Her colour landscapes, Still Far Away, focus on post-revolutionary Libya and the silent resonance of its dictatorial and colonial past, while her earlier series, Disappearance, is a work that uses the enforced disappearance of the artist’s father-in-law as an anchor. Jaballa Matar, a Libyan political dissident, was kidnapped in 1990 and not seen by his family again. For six years Diana Matar scanned through places in search of traces of her father-in-law, first in Egypt and Italy, where anti-Gaddafi dissidents were active and later in post-revolutionary Libya.
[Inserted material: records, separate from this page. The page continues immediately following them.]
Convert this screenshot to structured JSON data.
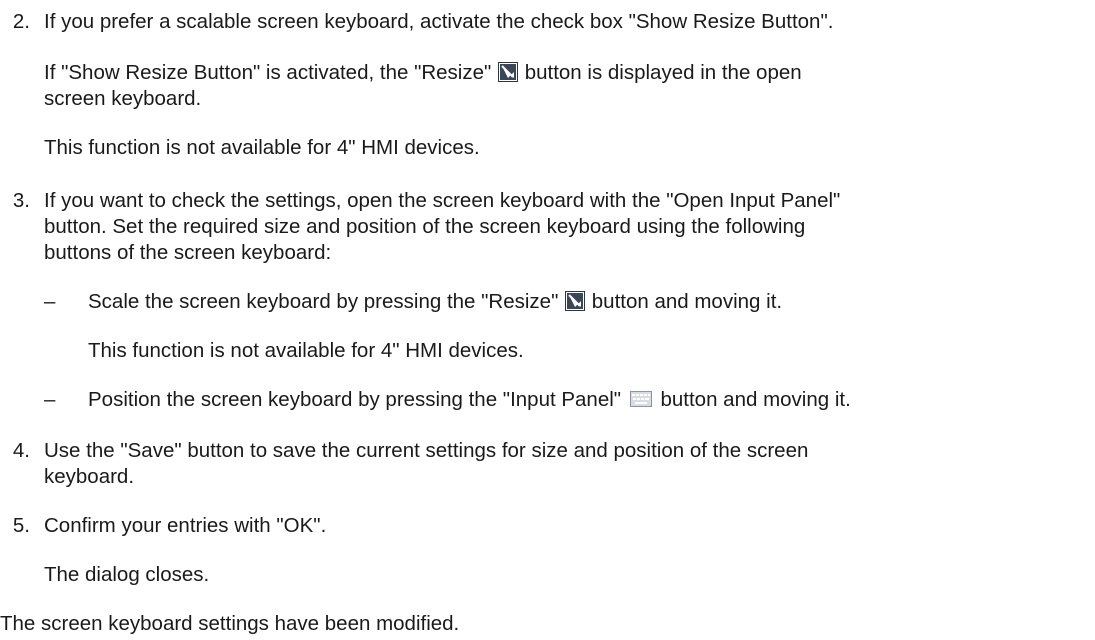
{
  "step2": {
    "number": "2.",
    "line1": "If you prefer a scalable screen keyboard, activate the check box \"Show Resize Button\".",
    "para1_before": "If \"Show Resize Button\" is activated, the \"Resize\"",
    "para1_after": "button is displayed in the open",
    "para1_line2": "screen keyboard.",
    "note": "This function is not available for 4\" HMI devices."
  },
  "step3": {
    "number": "3.",
    "line1": "If you want to check the settings, open the screen keyboard with the \"Open Input Panel\"",
    "line2": "button. Set the required size and position of the screen keyboard using the following",
    "line3": "buttons of the screen keyboard:",
    "bullet1_dash": "–",
    "bullet1_before": "Scale the screen keyboard by pressing the \"Resize\"",
    "bullet1_after": "button and moving it.",
    "bullet1_note": "This function is not available for 4\" HMI devices.",
    "bullet2_dash": "–",
    "bullet2_before": "Position the screen keyboard by pressing the \"Input Panel\"",
    "bullet2_after": "button and moving it."
  },
  "step4": {
    "number": "4.",
    "line1": "Use the \"Save\" button to save the current settings for size and position of the screen",
    "line2": "keyboard."
  },
  "step5": {
    "number": "5.",
    "line1": "Confirm your entries with \"OK\".",
    "result": "The dialog closes."
  },
  "conclusion": "The screen keyboard settings have been modified.",
  "icons": {
    "resize": "resize-icon",
    "input_panel": "keyboard-icon"
  },
  "colors": {
    "text": "#1a1a1a",
    "icon_dark": "#2b3744"
  }
}
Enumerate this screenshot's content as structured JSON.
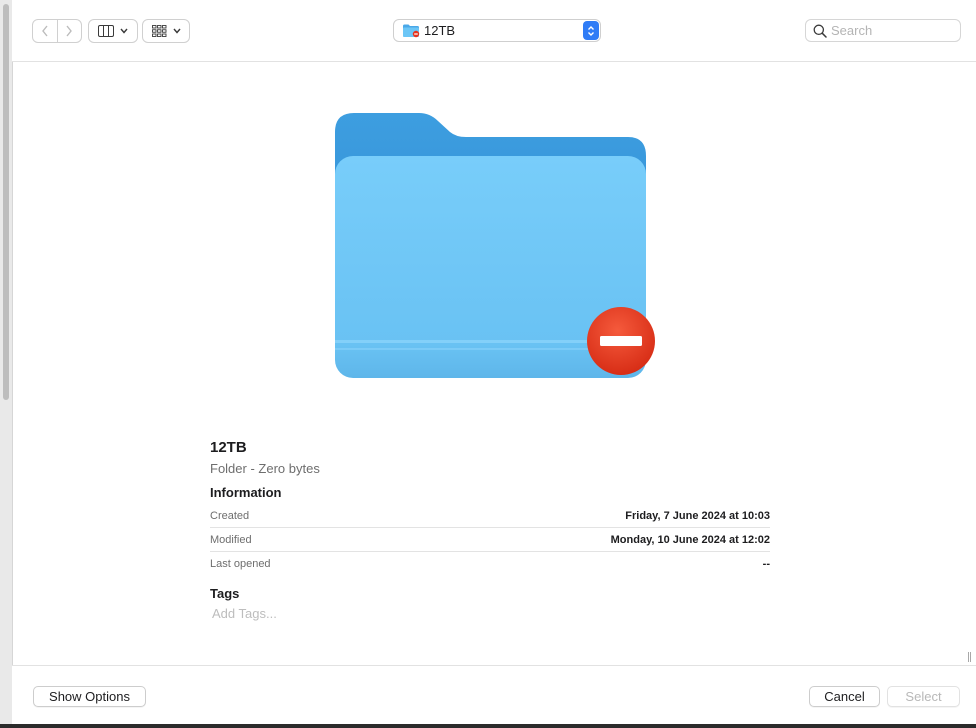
{
  "toolbar": {
    "back_icon": "chevron-left-icon",
    "forward_icon": "chevron-right-icon",
    "view_column_icon": "column-view-icon",
    "group_icon": "grid-group-icon",
    "path_label": "12TB",
    "search_placeholder": "Search"
  },
  "preview": {
    "icon": "folder-icon",
    "badge_icon": "no-entry-badge-icon",
    "name": "12TB",
    "kind": "Folder - Zero bytes"
  },
  "info": {
    "heading": "Information",
    "rows": [
      {
        "label": "Created",
        "value": "Friday, 7 June 2024 at 10:03"
      },
      {
        "label": "Modified",
        "value": "Monday, 10 June 2024 at 12:02"
      },
      {
        "label": "Last opened",
        "value": "--"
      }
    ]
  },
  "tags": {
    "heading": "Tags",
    "placeholder": "Add Tags..."
  },
  "footer": {
    "show_options": "Show Options",
    "cancel": "Cancel",
    "select": "Select"
  },
  "colors": {
    "accent": "#2f7cf6",
    "folder_front": "#6cc6f6",
    "folder_back": "#3b9ee0",
    "badge_red": "#e8321c"
  }
}
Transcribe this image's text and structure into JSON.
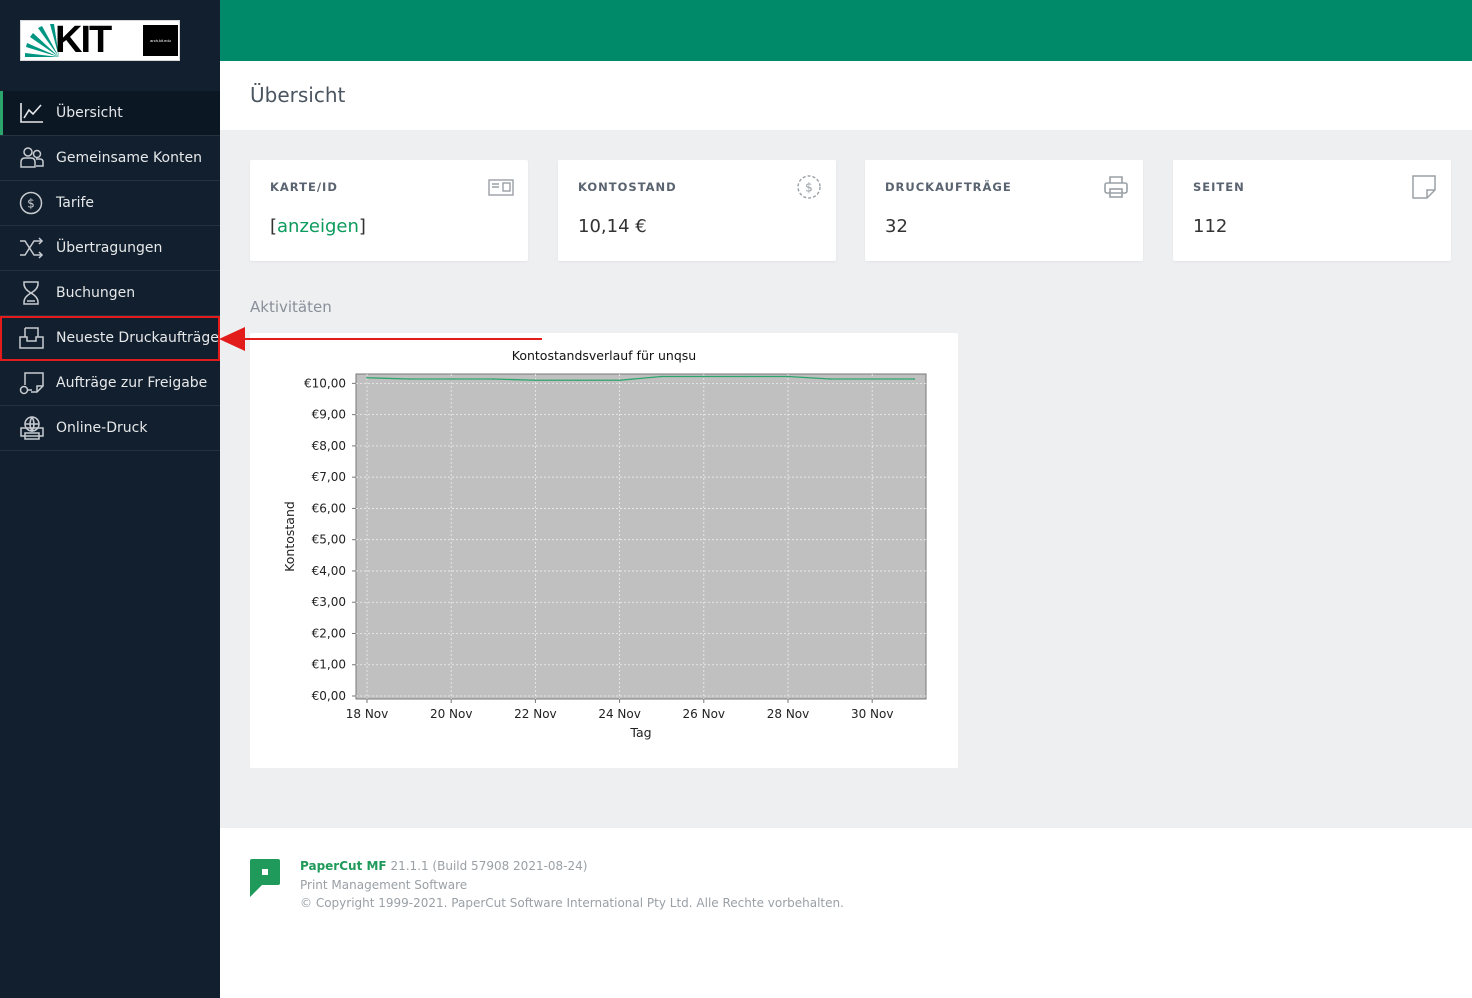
{
  "logo": {
    "text": "KIT",
    "box_text": "arch.kit.edu"
  },
  "sidebar": {
    "items": [
      {
        "label": "Übersicht",
        "icon": "line-chart-icon",
        "active": true
      },
      {
        "label": "Gemeinsame Konten",
        "icon": "users-icon"
      },
      {
        "label": "Tarife",
        "icon": "dollar-circle-icon"
      },
      {
        "label": "Übertragungen",
        "icon": "shuffle-icon"
      },
      {
        "label": "Buchungen",
        "icon": "hourglass-icon"
      },
      {
        "label": "Neueste Druckaufträge",
        "icon": "inbox-tray-icon",
        "highlighted": true
      },
      {
        "label": "Aufträge zur Freigabe",
        "icon": "release-job-icon"
      },
      {
        "label": "Online-Druck",
        "icon": "web-print-icon"
      }
    ]
  },
  "header": {
    "title": "Übersicht"
  },
  "cards": [
    {
      "label": "KARTE/ID",
      "value_prefix": "[",
      "value_link": "anzeigen",
      "value_suffix": "]",
      "icon": "id-card-icon"
    },
    {
      "label": "KONTOSTAND",
      "value": "10,14 €",
      "icon": "dollar-circle-icon"
    },
    {
      "label": "DRUCKAUFTRÄGE",
      "value": "32",
      "icon": "printer-icon"
    },
    {
      "label": "SEITEN",
      "value": "112",
      "icon": "page-icon"
    }
  ],
  "activities": {
    "title": "Aktivitäten"
  },
  "chart_data": {
    "type": "line",
    "title": "Kontostandsverlauf für unqsu",
    "xlabel": "Tag",
    "ylabel": "Kontostand",
    "x_ticks": [
      "18 Nov",
      "20 Nov",
      "22 Nov",
      "24 Nov",
      "26 Nov",
      "28 Nov",
      "30 Nov"
    ],
    "y_ticks": [
      "€0,00",
      "€1,00",
      "€2,00",
      "€3,00",
      "€4,00",
      "€5,00",
      "€6,00",
      "€7,00",
      "€8,00",
      "€9,00",
      "€10,00"
    ],
    "ylim": [
      0,
      10.3
    ],
    "grid": true,
    "background": "#c0c0c0",
    "line_color": "#2ca56c",
    "series": [
      {
        "x": [
          "18 Nov",
          "19 Nov",
          "20 Nov",
          "21 Nov",
          "22 Nov",
          "23 Nov",
          "24 Nov",
          "25 Nov",
          "26 Nov",
          "27 Nov",
          "28 Nov",
          "29 Nov",
          "30 Nov",
          "1 Dec"
        ],
        "values": [
          10.18,
          10.14,
          10.14,
          10.14,
          10.1,
          10.1,
          10.1,
          10.22,
          10.22,
          10.22,
          10.22,
          10.14,
          10.14,
          10.14
        ]
      }
    ]
  },
  "footer": {
    "brand": "PaperCut MF",
    "version": "21.1.1 (Build 57908 2021-08-24)",
    "subtitle": "Print Management Software",
    "copyright": "© Copyright 1999-2021. PaperCut Software International Pty Ltd. Alle Rechte vorbehalten."
  },
  "colors": {
    "topbar": "#008a6a",
    "sidebar": "#121f2e",
    "accent": "#0c9a5d",
    "highlight": "#e21b1b"
  }
}
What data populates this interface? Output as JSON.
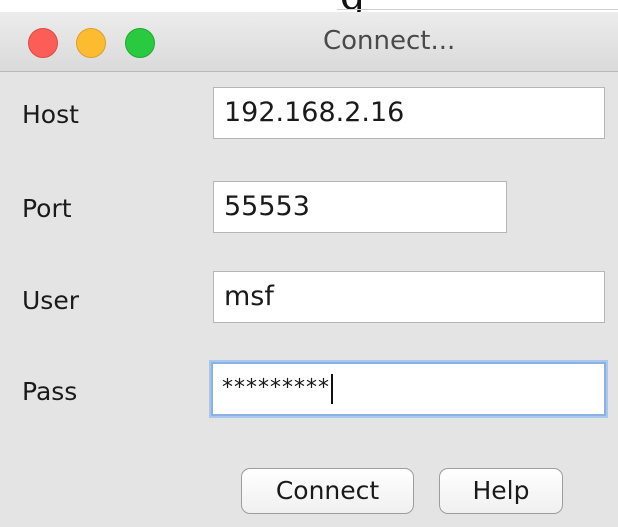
{
  "window": {
    "title": "Connect..."
  },
  "form": {
    "host_label": "Host",
    "host_value": "192.168.2.16",
    "port_label": "Port",
    "port_value": "55553",
    "user_label": "User",
    "user_value": "msf",
    "pass_label": "Pass",
    "pass_value": "*********"
  },
  "buttons": {
    "connect_label": "Connect",
    "help_label": "Help"
  },
  "colors": {
    "close": "#fc5d57",
    "minimize": "#fdbb2f",
    "zoom": "#29c940",
    "focus_ring": "#8ab3e4"
  },
  "icons": [
    "close-icon",
    "minimize-icon",
    "zoom-icon"
  ]
}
Though her work is about Jaballa Matar, he is nowhere to be found in any of the photographs.

In My America, Diana Matar photographed sites where civilians have been killed by police in America over a two year period. Making detailed maps in her studio and compiling information on each fatal case of police violence, Matar then spent two years travelling the roads and photographing many of the 2,200 sites where these killings have taken place. ‘I work on a certain history of photography that comes back to the places where things happened – a genre that generally focuses on war facts or injustices’. (Diana Matar)

A major installation of her series Evidence was shown in the exhibition Conflict, Time, Photography at Tate Modern, travelling to Museum Folkswang Essen; Staatliche Kunstsammlungen Dresden, 2014 – 2015. Her first monograph, Evidence, was published in 2014 by Schilt Publishing, Amsterdam and was chosen by New York Times Photography Critic as the best book of the year. My America will be exhibited at the Musée de la Photographie Charleroi, Belgium, until September 2020 and will be the subject of a book to be published by GOST Books. Diana Matar’s work is held in many public collections including the Victoria and Albert Museum, London; The Museum of Fine Arts, Houston; The Museum of Contemporary Photography, Chicago; George Eastman Museum, New York and the Santa Barbara Museum of Art.